Data shown:
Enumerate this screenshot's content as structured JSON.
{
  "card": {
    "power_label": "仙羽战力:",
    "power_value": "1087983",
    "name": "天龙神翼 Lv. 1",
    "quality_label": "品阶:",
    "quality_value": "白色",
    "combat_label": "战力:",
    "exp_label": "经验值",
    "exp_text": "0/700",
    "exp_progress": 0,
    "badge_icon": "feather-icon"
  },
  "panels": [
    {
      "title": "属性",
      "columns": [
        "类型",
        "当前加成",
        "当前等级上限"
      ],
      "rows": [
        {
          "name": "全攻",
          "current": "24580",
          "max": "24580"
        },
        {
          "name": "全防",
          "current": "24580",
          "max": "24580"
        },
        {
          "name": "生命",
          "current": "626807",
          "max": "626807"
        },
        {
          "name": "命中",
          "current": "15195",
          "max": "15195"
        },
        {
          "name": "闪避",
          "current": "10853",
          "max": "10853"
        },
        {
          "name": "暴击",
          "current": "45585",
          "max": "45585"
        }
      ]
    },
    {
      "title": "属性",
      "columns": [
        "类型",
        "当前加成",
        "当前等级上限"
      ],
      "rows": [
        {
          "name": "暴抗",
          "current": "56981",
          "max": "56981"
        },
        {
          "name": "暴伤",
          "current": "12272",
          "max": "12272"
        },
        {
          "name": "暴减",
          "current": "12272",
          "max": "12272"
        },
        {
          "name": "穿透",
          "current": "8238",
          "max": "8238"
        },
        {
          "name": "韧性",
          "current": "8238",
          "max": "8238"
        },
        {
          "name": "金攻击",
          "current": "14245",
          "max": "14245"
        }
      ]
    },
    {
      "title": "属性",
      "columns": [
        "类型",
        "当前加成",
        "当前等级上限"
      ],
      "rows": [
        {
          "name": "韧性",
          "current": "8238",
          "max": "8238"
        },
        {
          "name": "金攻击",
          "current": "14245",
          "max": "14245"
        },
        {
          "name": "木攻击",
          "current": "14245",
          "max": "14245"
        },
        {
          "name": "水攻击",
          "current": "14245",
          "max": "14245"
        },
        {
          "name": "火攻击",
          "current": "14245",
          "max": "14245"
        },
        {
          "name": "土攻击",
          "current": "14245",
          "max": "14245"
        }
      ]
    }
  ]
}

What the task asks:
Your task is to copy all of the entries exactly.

Result of the task:
Enumerate this screenshot's content as structured JSON.
{
  "card": {
    "power_label": "仙羽战力:",
    "power_value": "1087983",
    "name": "天龙神翼 Lv. 1",
    "quality_label": "品阶:",
    "quality_value": "白色",
    "combat_label": "战力:",
    "exp_label": "经验值",
    "exp_text": "0/700",
    "exp_progress": 0,
    "badge_icon": "feather-icon"
  },
  "panels": [
    {
      "title": "属性",
      "columns": [
        "类型",
        "当前加成",
        "当前等级上限"
      ],
      "rows": [
        {
          "name": "全攻",
          "current": "24580",
          "max": "24580"
        },
        {
          "name": "全防",
          "current": "24580",
          "max": "24580"
        },
        {
          "name": "生命",
          "current": "626807",
          "max": "626807"
        },
        {
          "name": "命中",
          "current": "15195",
          "max": "15195"
        },
        {
          "name": "闪避",
          "current": "10853",
          "max": "10853"
        },
        {
          "name": "暴击",
          "current": "45585",
          "max": "45585"
        }
      ]
    },
    {
      "title": "属性",
      "columns": [
        "类型",
        "当前加成",
        "当前等级上限"
      ],
      "rows": [
        {
          "name": "暴抗",
          "current": "56981",
          "max": "56981"
        },
        {
          "name": "暴伤",
          "current": "12272",
          "max": "12272"
        },
        {
          "name": "暴减",
          "current": "12272",
          "max": "12272"
        },
        {
          "name": "穿透",
          "current": "8238",
          "max": "8238"
        },
        {
          "name": "韧性",
          "current": "8238",
          "max": "8238"
        },
        {
          "name": "金攻击",
          "current": "14245",
          "max": "14245"
        }
      ]
    },
    {
      "title": "属性",
      "columns": [
        "类型",
        "当前加成",
        "当前等级上限"
      ],
      "rows": [
        {
          "name": "韧性",
          "current": "8238",
          "max": "8238"
        },
        {
          "name": "金攻击",
          "current": "14245",
          "max": "14245"
        },
        {
          "name": "木攻击",
          "current": "14245",
          "max": "14245"
        },
        {
          "name": "水攻击",
          "current": "14245",
          "max": "14245"
        },
        {
          "name": "火攻击",
          "current": "14245",
          "max": "14245"
        },
        {
          "name": "土攻击",
          "current": "14245",
          "max": "14245"
        }
      ]
    }
  ]
}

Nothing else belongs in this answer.